OpenKnowledge met this challenge by creating a new computer language, crafting smart solutions to the problem of semantic mapping, and finding ways to ensure that partners are reputable. The researchers packaged these capabilities into an open-source software kernel that is now freely available on their website.
"You can go to www.openk.org and download quite a small piece of Java code that will allow you to do this co-ordination and checking and sharing of processes", stated Dave Robertson, OpenKnowledge project co-ordinator. "That's not available anywhere else in the world, as far as I know."
To test - and showcase - the capabilities of the OpenKnowledge system, Dave Robertson's team have applied it in three very different areas: co-ordinating health care services, emergency management, and proteomics research. Dave Robertson hopes that these case studies will inspire people worldwide to utilise OpenKnowledge to forge potent new partnerships across the web.
The OpenKnowledge team responded to the United Kingdom's Grand Challenge Project for information-driven health care with a proposal to "completely change the way patients view the management of their health care pathways". "If you manage your health care in a conventional way", stated Dave Robertson, "you go to your national health service or a private provider, and they'll tell you the pathway you have to follow to get a diagnosis, acquire medicines, or receive treatment. 'Here's the plan; you follow it.'"
The OpenKnowledge approach turns that process on its head. "There are many different pathways out there on the internet", Dave Robertson stated. "You pull one out that has a high reputation, you inspect it, and if you're happy with it, you take it to a health care provider who may help you enact it. So you, the patient, are taking much more responsibility."
Of course, many people already seek health care guidance on the internet. However, that information tends to be disorganised and comes with no guarantees as to its accuracy. In contrast, OpenKnowledge can provide patients with structured information that has been checked for accuracy.
OpenKnowledge is currently working with Cancer Research UK on a project to better manage cancer treatment protocols. "You can say, 'I've found this set of keys that I think would work for me', and see if they will work in the medical care system", stated Dave Robertson. "It's a new way of thinking about the problem."

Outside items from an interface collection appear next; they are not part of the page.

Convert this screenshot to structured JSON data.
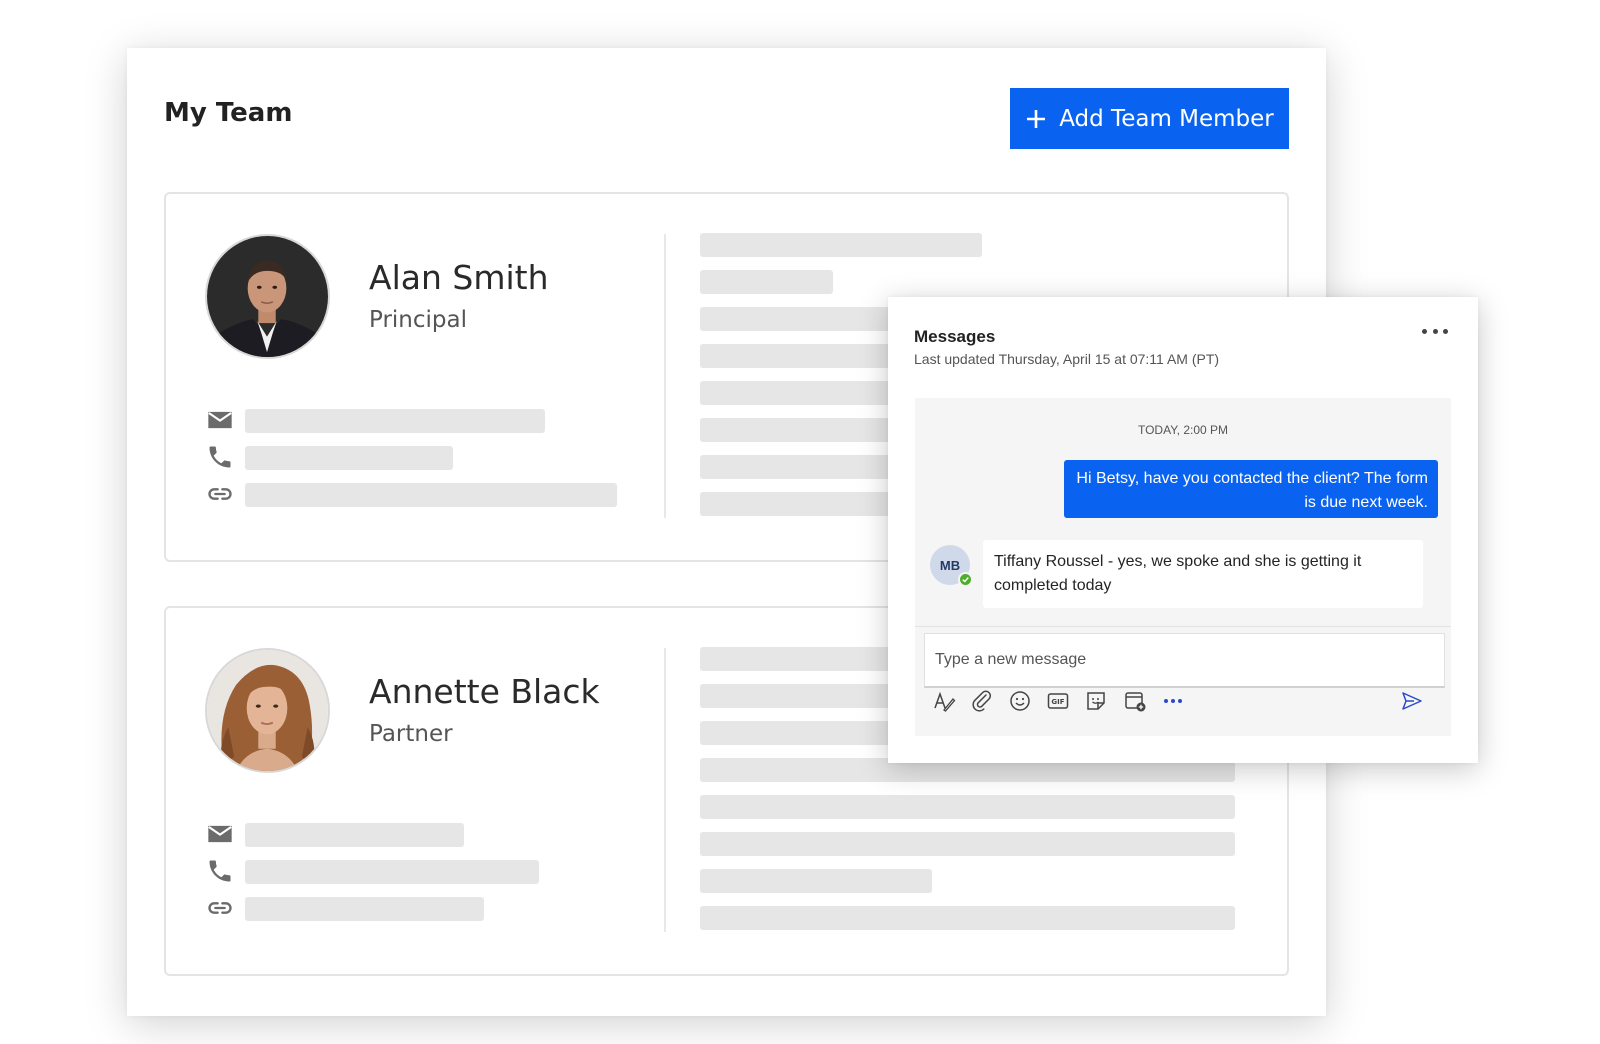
{
  "header": {
    "title": "My Team",
    "add_button_label": "Add Team Member"
  },
  "members": [
    {
      "name": "Alan Smith",
      "role": "Principal"
    },
    {
      "name": "Annette Black",
      "role": "Partner"
    }
  ],
  "messages": {
    "title": "Messages",
    "last_updated": "Last updated Thursday, April 15 at 07:11 AM (PT)",
    "timestamp": "TODAY, 2:00 PM",
    "outgoing": "Hi Betsy, have you contacted the client? The form is due next week.",
    "sender_initials": "MB",
    "incoming": "Tiffany Roussel - yes, we spoke and she is getting it completed today",
    "compose_placeholder": "Type a new message"
  },
  "icons": {
    "add": "plus-icon",
    "contact": [
      "mail-icon",
      "phone-icon",
      "link-icon"
    ],
    "toolbar": [
      "format-icon",
      "attach-icon",
      "emoji-icon",
      "gif-icon",
      "sticker-icon",
      "schedule-meeting-icon",
      "more-icon"
    ],
    "send": "send-icon",
    "menu": "more-options-icon",
    "status": "available-check-icon"
  },
  "colors": {
    "accent": "#0a63f0",
    "skeleton": "#e6e6e6",
    "status_available": "#4caf2a",
    "chat_background": "#f5f5f5"
  }
}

The OpenKnowledge team are working with emergency response authorities in Trentino, Italy to explore decentralising the command and control process. "Typically, information from people and sensors comes into a control centre, and that centre tries to get information out to people who might need to evacuate, for example", stated Dave Robertson. "You need that kind of control, but what happens if that centralised system breaks down?"
The researchers used OpenKnowledge to model Trentino's centralised control system, and also to model and simulate more distributed systems. "It turns out that we get comparable performance", Dave Robertson stated. "If you were a bus driver trying to evacuate flood victims, you could find out if the road ahead was open even if the control centre were taken out. We can now imagine the decentralised system being used as a back-up when the centralised system fails."

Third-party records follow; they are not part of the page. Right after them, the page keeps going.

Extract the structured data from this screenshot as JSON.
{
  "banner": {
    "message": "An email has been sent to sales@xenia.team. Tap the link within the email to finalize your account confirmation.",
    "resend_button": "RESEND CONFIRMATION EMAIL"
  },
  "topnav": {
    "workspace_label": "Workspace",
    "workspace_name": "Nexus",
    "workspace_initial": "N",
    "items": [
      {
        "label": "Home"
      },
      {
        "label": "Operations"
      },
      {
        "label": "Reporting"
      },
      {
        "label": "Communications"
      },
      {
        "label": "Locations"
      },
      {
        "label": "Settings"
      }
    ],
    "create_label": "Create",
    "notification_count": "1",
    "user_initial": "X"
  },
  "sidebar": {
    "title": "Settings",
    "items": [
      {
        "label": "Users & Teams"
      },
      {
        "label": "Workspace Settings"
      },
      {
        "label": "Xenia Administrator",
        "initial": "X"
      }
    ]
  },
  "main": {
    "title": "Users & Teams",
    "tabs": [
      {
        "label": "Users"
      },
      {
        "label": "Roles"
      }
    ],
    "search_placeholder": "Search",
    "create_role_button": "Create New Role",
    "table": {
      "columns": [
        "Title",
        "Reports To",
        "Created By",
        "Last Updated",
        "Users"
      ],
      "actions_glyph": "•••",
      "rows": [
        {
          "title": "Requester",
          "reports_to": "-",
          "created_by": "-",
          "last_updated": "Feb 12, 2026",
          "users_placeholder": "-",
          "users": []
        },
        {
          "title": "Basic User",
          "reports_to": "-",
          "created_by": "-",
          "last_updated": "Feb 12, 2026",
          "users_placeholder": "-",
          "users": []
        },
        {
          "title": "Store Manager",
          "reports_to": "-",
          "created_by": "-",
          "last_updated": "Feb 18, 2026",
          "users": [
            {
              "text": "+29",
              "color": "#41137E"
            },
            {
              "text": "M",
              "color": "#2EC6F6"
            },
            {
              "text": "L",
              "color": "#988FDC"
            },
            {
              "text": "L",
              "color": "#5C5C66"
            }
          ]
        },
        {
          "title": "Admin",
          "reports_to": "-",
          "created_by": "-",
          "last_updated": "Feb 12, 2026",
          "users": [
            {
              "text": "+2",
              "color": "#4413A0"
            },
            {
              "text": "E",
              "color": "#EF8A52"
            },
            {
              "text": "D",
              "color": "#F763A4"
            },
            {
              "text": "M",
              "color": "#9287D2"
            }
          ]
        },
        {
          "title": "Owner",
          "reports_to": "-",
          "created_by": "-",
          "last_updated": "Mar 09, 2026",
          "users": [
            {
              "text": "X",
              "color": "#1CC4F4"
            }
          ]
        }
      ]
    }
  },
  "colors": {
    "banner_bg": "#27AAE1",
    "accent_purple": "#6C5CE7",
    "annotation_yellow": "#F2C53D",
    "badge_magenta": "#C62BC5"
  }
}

Just as OpenKnowledge can make useful health care choices more widely available, it can help researchers access and analyse the rapidly growing mountain of data on the structure and function of proteins. Working with proteomics researchers, Dave Robertson and his colleagues identified several areas where OpenKnowledge could make a difference.
They found that researchers worldwide relied on a small number of databases. "That puts a lot of stress on those databases and on the people and institutions that curate them", stated Dave Robertson. "They act like a bottleneck." When the OpenKnowledge team assessed the quality of the information in those heavily used databases, they found problems. "Actually, they're of very mixed quality", Dave Robertson stated.
In addition, researchers in different groups found it hard to share data and results with other groups, even when those could be of great value. "One group's garbage might be exactly what another group were looking for", stated Dave Robertson.
OpenKnowledge has helped solve all three of these problems. As more researchers join and use the system, it becomes easier for them to share both raw data and results directly with others. That relieves the pressure on the main databases, while feedback continually improves the quality of the data being shared. "We've linked into an existing proteomics network in Spain, ProteoRed, who are evaluating the system", stated Dave Robertson. "It's no longer just a simulation."
Dave Robertson is encouraged by the demonstrated ability of OpenKnowledge to co-ordinate and add value to endeavours as different as proteomics, emergency management, and health care. Still, what he's really hoping is that inventive people everywhere will ask what OpenKnowledge can do for them. "I'd like to see people use OpenKnowledge to write and use and share keys that would let them unlock and co-ordinate the dynamic information that's on the internet for them, but that until now has been out of reach", he stated.
OpenKnowledge received funding from the ICT strand of the European Union's Sixth Framework Programme for research. More information is available at the OpenKnowledge project website. This article has been reprinted from the ICT Results website.